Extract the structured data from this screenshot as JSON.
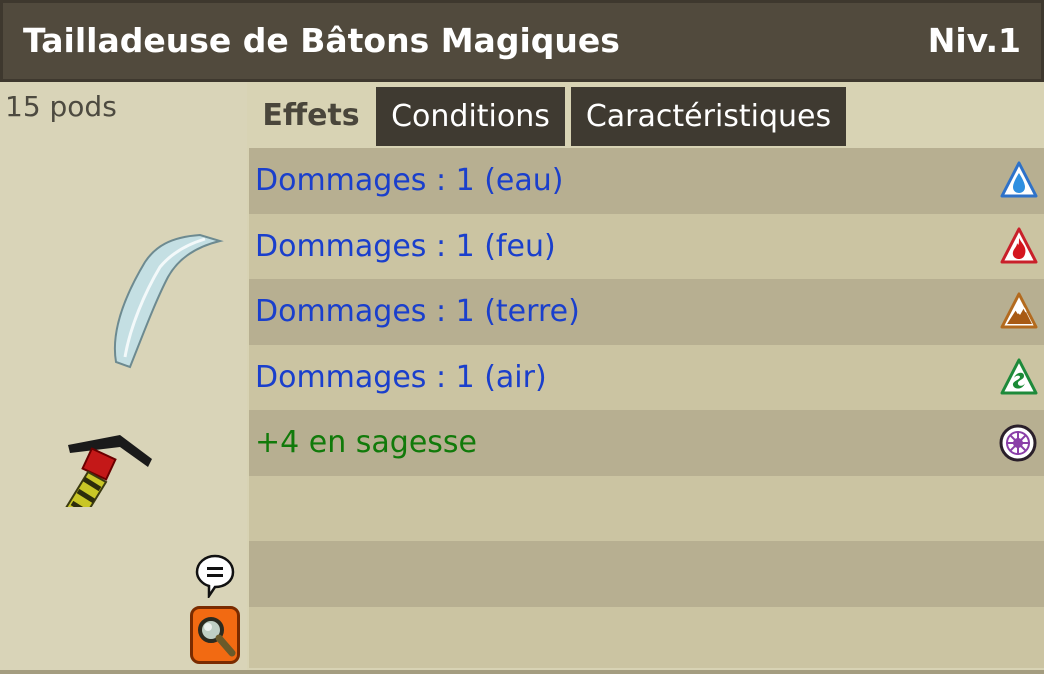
{
  "header": {
    "title": "Tailladeuse de Bâtons Magiques",
    "level": "Niv.1"
  },
  "item": {
    "weight": "15 pods"
  },
  "tabs": [
    {
      "label": "Effets",
      "active": true
    },
    {
      "label": "Conditions",
      "active": false
    },
    {
      "label": "Caractéristiques",
      "active": false
    }
  ],
  "effects": [
    {
      "text": "Dommages : 1 (eau)",
      "icon": "water-element-icon",
      "color": "#1a3fcc"
    },
    {
      "text": "Dommages : 1 (feu)",
      "icon": "fire-element-icon",
      "color": "#1a3fcc"
    },
    {
      "text": "Dommages : 1 (terre)",
      "icon": "earth-element-icon",
      "color": "#1a3fcc"
    },
    {
      "text": "Dommages : 1 (air)",
      "icon": "air-element-icon",
      "color": "#1a3fcc"
    },
    {
      "text": "+4 en sagesse",
      "icon": "wisdom-icon",
      "color": "#117a0a"
    }
  ],
  "colors": {
    "header": "#514a3d",
    "panel": "#d8d3b4",
    "row_dark": "#b7af91",
    "row_light": "#cbc4a2"
  }
}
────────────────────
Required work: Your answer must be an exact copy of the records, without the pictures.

Response area:
Extract the structured data from this screenshot as JSON.
{
  "header": {
    "title": "Tailladeuse de Bâtons Magiques",
    "level": "Niv.1"
  },
  "item": {
    "weight": "15 pods"
  },
  "tabs": [
    {
      "label": "Effets",
      "active": true
    },
    {
      "label": "Conditions",
      "active": false
    },
    {
      "label": "Caractéristiques",
      "active": false
    }
  ],
  "effects": [
    {
      "text": "Dommages : 1 (eau)",
      "icon": "water-element-icon",
      "color": "#1a3fcc"
    },
    {
      "text": "Dommages : 1 (feu)",
      "icon": "fire-element-icon",
      "color": "#1a3fcc"
    },
    {
      "text": "Dommages : 1 (terre)",
      "icon": "earth-element-icon",
      "color": "#1a3fcc"
    },
    {
      "text": "Dommages : 1 (air)",
      "icon": "air-element-icon",
      "color": "#1a3fcc"
    },
    {
      "text": "+4 en sagesse",
      "icon": "wisdom-icon",
      "color": "#117a0a"
    }
  ],
  "colors": {
    "header": "#514a3d",
    "panel": "#d8d3b4",
    "row_dark": "#b7af91",
    "row_light": "#cbc4a2"
  }
}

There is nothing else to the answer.